A lump that hurts can mean it is infected. Topical ointment or injection may help reduce the swelling and irritation caused by the lump.
A lump on the bottom of feet may take different colors. This depending whit what the underlying cause of the lump is and whether or not the lump is infected. The lump on foot may be a white lump, a red lump (filled with blood) or a yellow bump or sometimes green, these are filled with pus and are a common sign of bacterial infection.
Most of the lumps on bottom of foot are harmless. Through some may be painful, they can be handled and manage. To get rid of a lump on foot, you need to consult with your doctor as soon as possible. After a diagnosis, your dermatologist will be able to identify what the underlying cause of the bump is.
The following are available options for getting rid of the lumps:
- Corticosteroid injection to help relieve the pain and reduce the swelling
- Your dermatologist may advise you to wear insole to help reduce irritation of the lump, this may make it possible to walk comfortably
- Depending on how painful it is causing your leg to become, dermatologist may recommend physiotherapy
- In cases of cancer and large lumps on bottom of foot, surgical procedure may be carried out to get rid of the lump
Sources and reference
- The different diagnosis of foot lumps, surgical treatment: https://www.ncbi.nlm.nih.gov/pmc/articles/PMC1964714/
- Lumps and bumps in bottom of foot: http://www.podiatrynetwork.com/document_disorders.cfm?id=122
- What is plantar fibroma: https://www.foothealthfacts.org/conditions/plantar-fibroma
- Common foot problems: http://www.webmd.com/skin-problems-and-treatments/ss/slideshow-common-foot-problems
- Bumps on bottom of feet: http://www.paincare.org/bump-on-bottom-of-foot/
- Itchy and painful bump on bottom of feet: http://www.healtreatcure.org/bumps/bumps-on-bottom-of-foot-itchy-painful-lump-under-skin-toes-treat/

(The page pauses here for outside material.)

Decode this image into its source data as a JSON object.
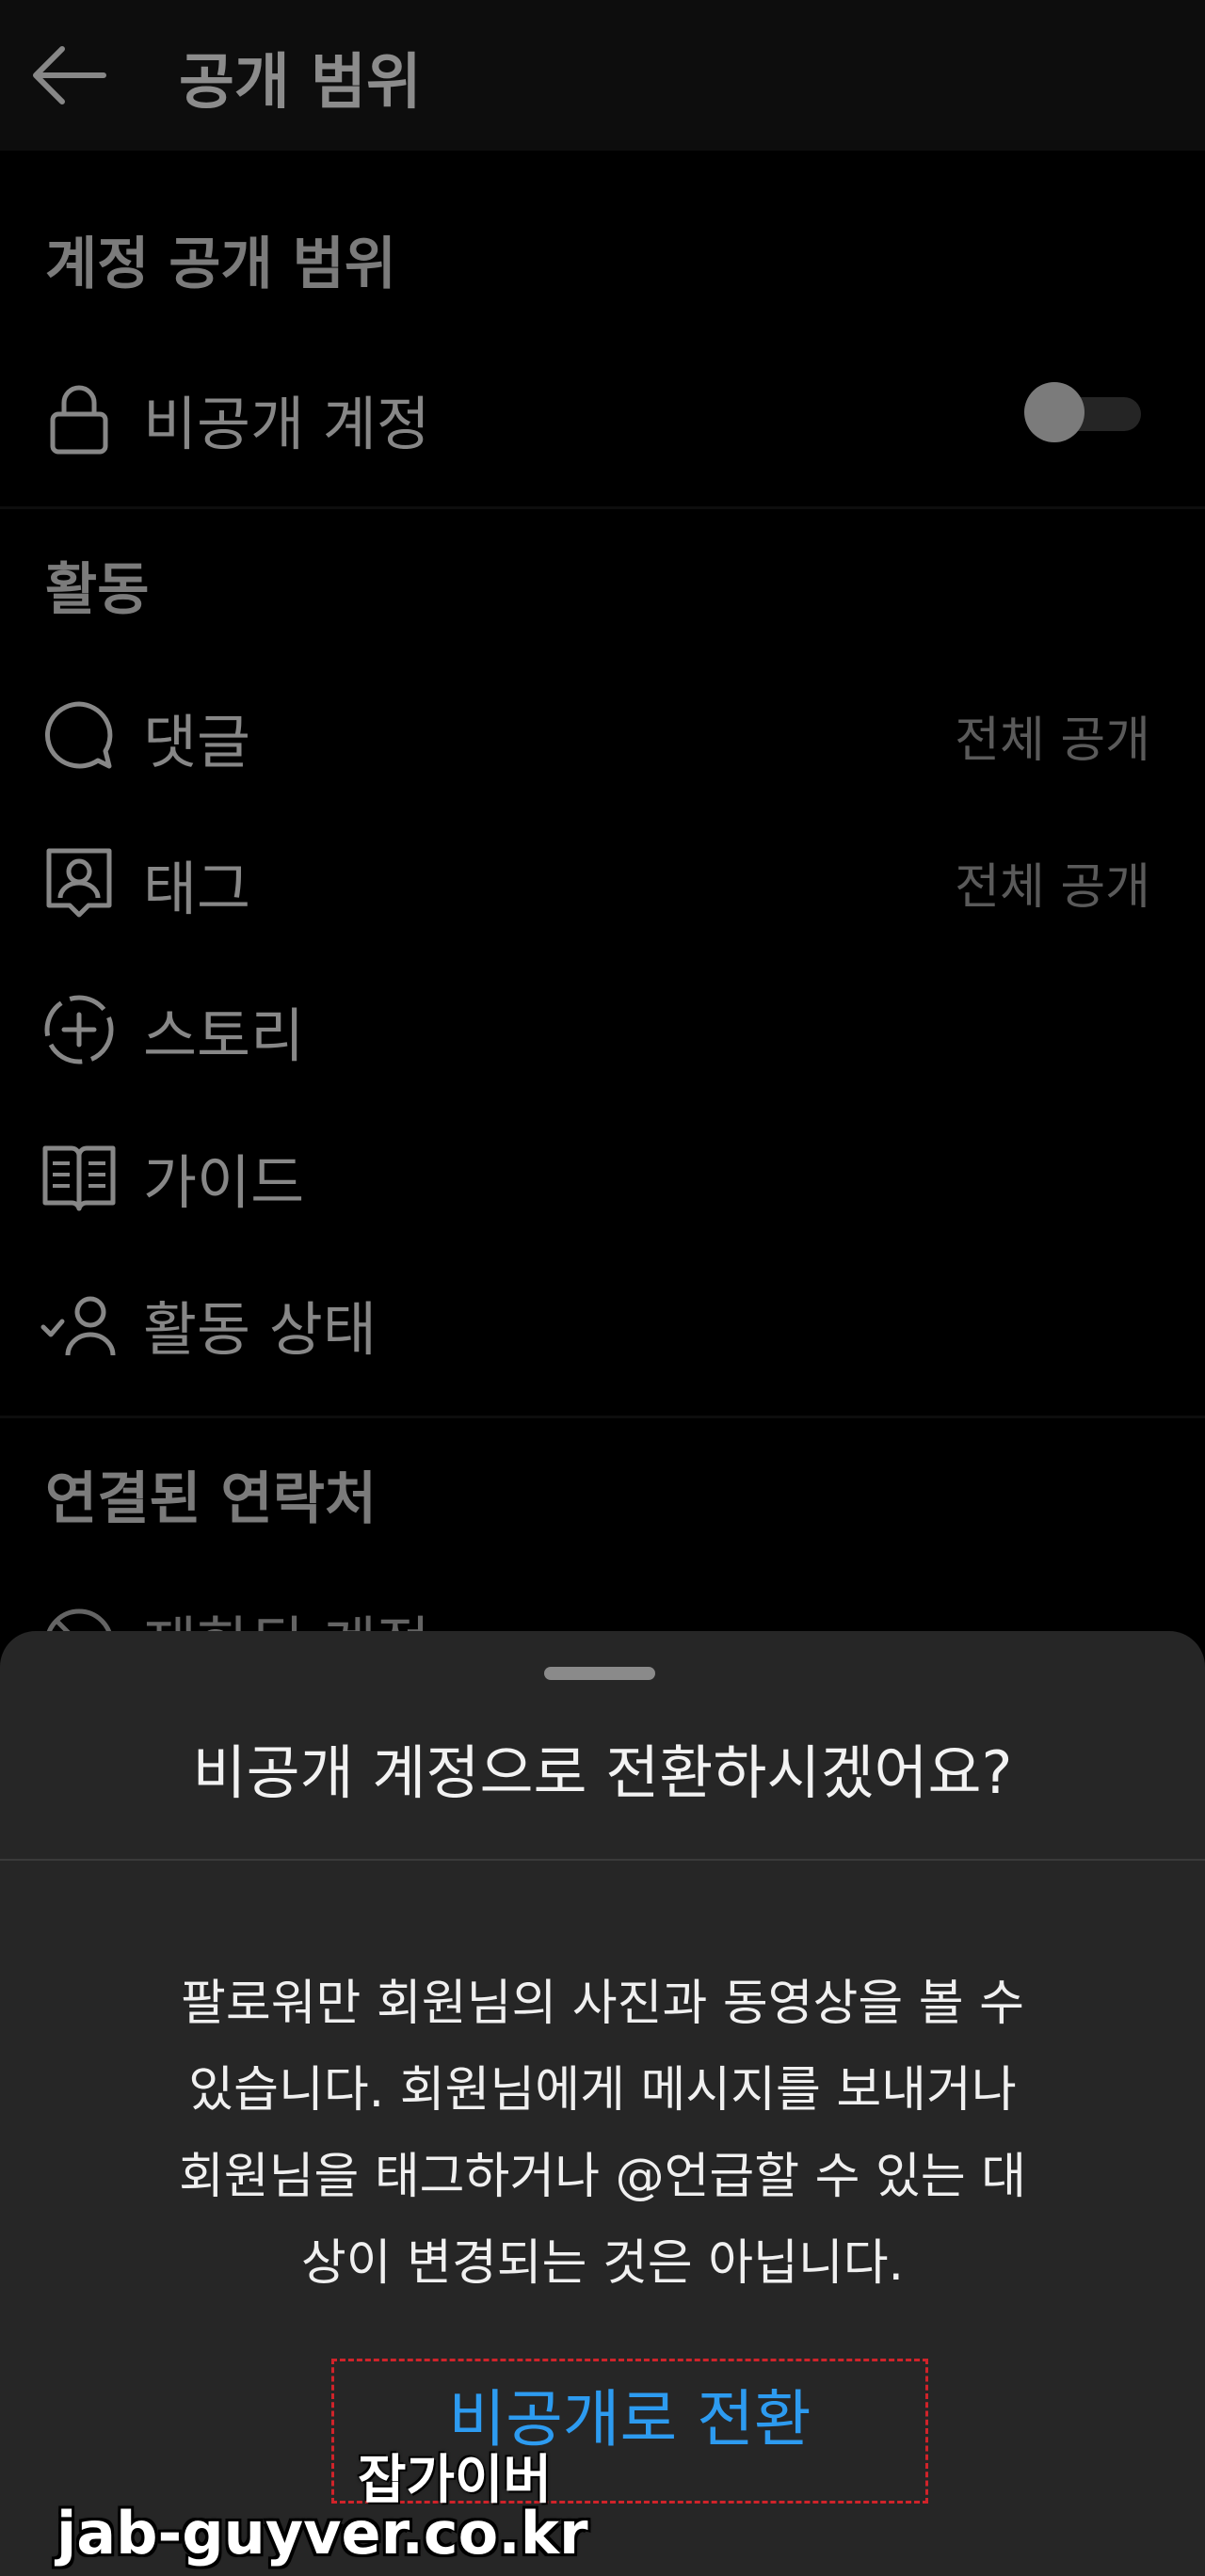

- Causes of painful bumps on bottom of foot: http://www.md-health.com/Painful-Bump-on-Bottom-of-Foot.html